George Mayo and his students continue to promote a great idea: an online student journal that is essentially run by students. The first edition was released about a month ago and this weekend, the finishing touches were put on the second edition.
It is a pretty amazing collection of student work that reflects some inroads into writing in the digital age. There are movies, stories, essays, poems and animation — all with links back to student and class sites. Students submit work through the YouthTwitter Network.
I have a handful of students who submitted some pieces to Space again this time around, including a few hyperlinked poems. We used Powerpoint for our linked compositions, but other students from other schools used Hypertextopia as the platform for publications and sharing.
Here are pieces from my students:
- Stop-motion animation movies from Eva and Reilly, Matt R. and Mike;
- Hyperlinked Poem projects from Kyle B, Sam, Christie, Jessica and Greg;
- An article about Quidditch from Eva
- And haiku podcasts from two classes (Mr. H and Mr. C’s homerooms)
- Plus, George asked to re-publish my Writing is a Journey poem, too, and I agreed, as I think it is important that students see teachers as writers, too.
What I like is the possibilities here. The digital canvas might allow for students to really explore different kinds of composition and writing, and then share it with a real audience of other students. You could never do this with a paper journal. Movies, audio, animation, etc, would all be flattened down.
The next edition of Space may be handed off to students elsewhere (more on that in the coming weeks) and a wiki may become the publishing platform. I like how the investigation of the right tool is still being explored. The first edition used Google Docs, then Google Page Creator, and now maybe Wikispaces.

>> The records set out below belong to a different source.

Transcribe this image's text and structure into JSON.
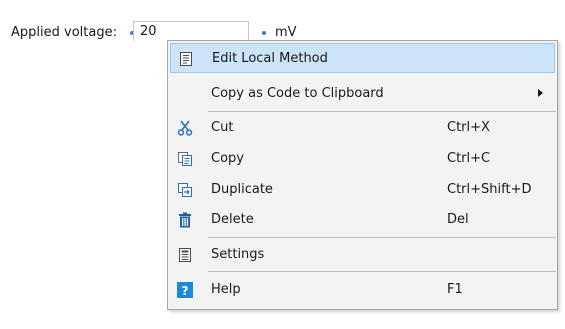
{
  "form": {
    "label": "Applied voltage:",
    "value": "20",
    "unit": "mV"
  },
  "context_menu": {
    "items": [
      {
        "label": "Edit Local Method",
        "shortcut": "",
        "icon": "edit-document-icon",
        "highlighted": true
      },
      {
        "label": "Copy as Code to Clipboard",
        "shortcut": "",
        "icon": "",
        "submenu": true
      },
      {
        "label": "Cut",
        "shortcut": "Ctrl+X",
        "icon": "scissors-icon"
      },
      {
        "label": "Copy",
        "shortcut": "Ctrl+C",
        "icon": "copy-icon"
      },
      {
        "label": "Duplicate",
        "shortcut": "Ctrl+Shift+D",
        "icon": "duplicate-icon"
      },
      {
        "label": "Delete",
        "shortcut": "Del",
        "icon": "trash-icon"
      },
      {
        "label": "Settings",
        "shortcut": "",
        "icon": "settings-document-icon"
      },
      {
        "label": "Help",
        "shortcut": "F1",
        "icon": "help-icon"
      }
    ]
  },
  "colors": {
    "highlight": "#cce4f7",
    "accent": "#3e7bd6",
    "help_icon": "#1e88d8",
    "trash_icon": "#1f5fa8"
  }
}
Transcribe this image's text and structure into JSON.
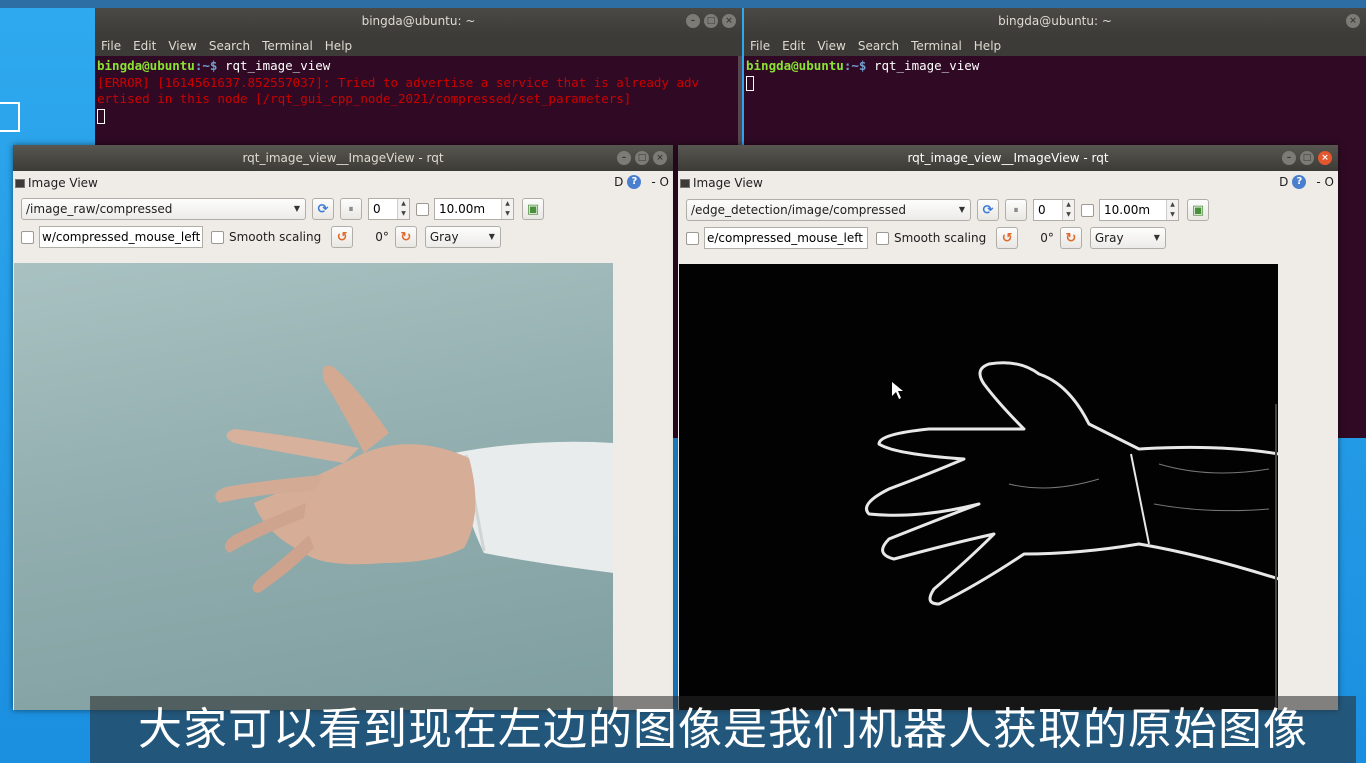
{
  "terminal_left": {
    "title": "bingda@ubuntu: ~",
    "menu": [
      "File",
      "Edit",
      "View",
      "Search",
      "Terminal",
      "Help"
    ],
    "prompt_user": "bingda@ubuntu",
    "prompt_path": ":~$",
    "command": " rqt_image_view",
    "error_line1": "[ERROR] [1614561637.852557037]: Tried to advertise a service that is already adv",
    "error_line2": "ertised in this node [/rqt_gui_cpp_node_2021/compressed/set_parameters]"
  },
  "terminal_right": {
    "title": "bingda@ubuntu: ~",
    "menu": [
      "File",
      "Edit",
      "View",
      "Search",
      "Terminal",
      "Help"
    ],
    "prompt_user": "bingda@ubuntu",
    "prompt_path": ":~$",
    "command": " rqt_image_view"
  },
  "rqt_left": {
    "title": "rqt_image_view__ImageView - rqt",
    "plugin_label": "Image View",
    "head_right": "D",
    "head_o": "- O",
    "topic": "/image_raw/compressed",
    "spin_value": "0",
    "rate": "10.00m",
    "mouse_topic": "w/compressed_mouse_left",
    "smooth_label": "Smooth scaling",
    "rotation": "0°",
    "color_mode": "Gray"
  },
  "rqt_right": {
    "title": "rqt_image_view__ImageView - rqt",
    "plugin_label": "Image View",
    "head_right": "D",
    "head_o": "- O",
    "topic": "/edge_detection/image/compressed",
    "spin_value": "0",
    "rate": "10.00m",
    "mouse_topic": "e/compressed_mouse_left",
    "smooth_label": "Smooth scaling",
    "rotation": "0°",
    "color_mode": "Gray"
  },
  "subtitle": "大家可以看到现在左边的图像是我们机器人获取的原始图像",
  "icons": {
    "refresh": "refresh-icon",
    "pause": "pause-icon",
    "rotate_left": "rotate-left-icon",
    "rotate_right": "rotate-right-icon",
    "save": "save-image-icon",
    "help": "help-icon"
  },
  "colors": {
    "terminal_bg": "#300a24",
    "error_text": "#cc0000",
    "prompt_user": "#8ae234",
    "prompt_path": "#729fcf",
    "close_button": "#e4572e"
  }
}
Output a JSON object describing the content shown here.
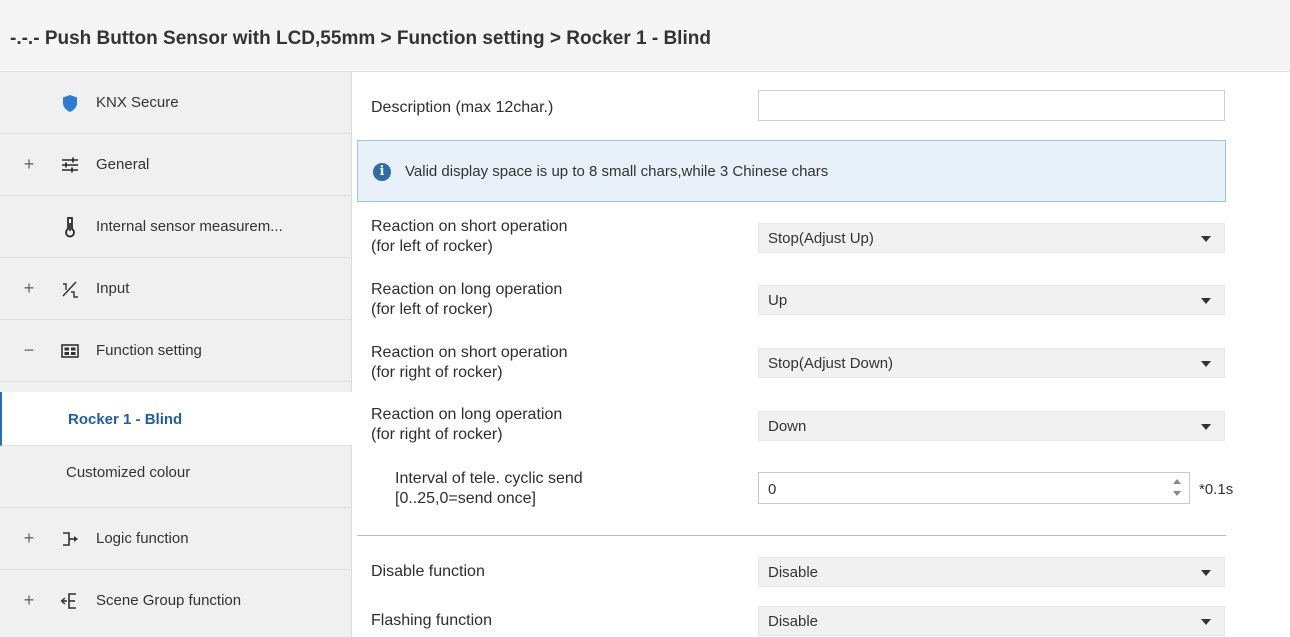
{
  "title": "-.-.- Push Button Sensor with LCD,55mm > Function setting > Rocker 1 - Blind",
  "sidebar": {
    "items": [
      {
        "expander": "",
        "icon": "shield-icon",
        "label": "KNX Secure"
      },
      {
        "expander": "+",
        "icon": "sliders-icon",
        "label": "General"
      },
      {
        "expander": "",
        "icon": "thermometer-icon",
        "label": "Internal sensor measurem..."
      },
      {
        "expander": "+",
        "icon": "input-icon",
        "label": "Input"
      },
      {
        "expander": "−",
        "icon": "grid-icon",
        "label": "Function setting"
      },
      {
        "expander": "",
        "icon": "",
        "label": "Rocker 1 - Blind"
      },
      {
        "expander": "",
        "icon": "",
        "label": "Customized colour"
      },
      {
        "expander": "+",
        "icon": "logic-icon",
        "label": "Logic function"
      },
      {
        "expander": "+",
        "icon": "scene-icon",
        "label": "Scene Group function"
      }
    ]
  },
  "form": {
    "description": {
      "label": "Description (max 12char.)",
      "value": ""
    },
    "info": "Valid display space is up to 8 small chars,while 3 Chinese chars",
    "short_left": {
      "label1": "Reaction on short operation",
      "label2": "(for left of rocker)",
      "value": "Stop(Adjust Up)"
    },
    "long_left": {
      "label1": "Reaction on long operation",
      "label2": "(for left of rocker)",
      "value": "Up"
    },
    "short_right": {
      "label1": "Reaction on short operation",
      "label2": "(for right of rocker)",
      "value": "Stop(Adjust Down)"
    },
    "long_right": {
      "label1": "Reaction on long operation",
      "label2": "(for right of rocker)",
      "value": "Down"
    },
    "interval": {
      "label1": "Interval of tele. cyclic send",
      "label2": "[0..25,0=send once]",
      "value": "0",
      "unit": "*0.1s"
    },
    "disable": {
      "label": "Disable function",
      "value": "Disable"
    },
    "flashing": {
      "label": "Flashing function",
      "value": "Disable"
    }
  },
  "colors": {
    "accent": "#1f6fbf",
    "info_bg": "#e8f1f9",
    "info_border": "#9ec2e3"
  }
}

Peace (in student work),
PS — Another amazing project by George and his students was a collective writing project called @manyvoices, in which more than 100 students from around the world contributed to a collaborative story using Twitter. I ordered a book version from Lulu publishing, and it was pretty amazing. You can also download a free PDF version from Lulu, too.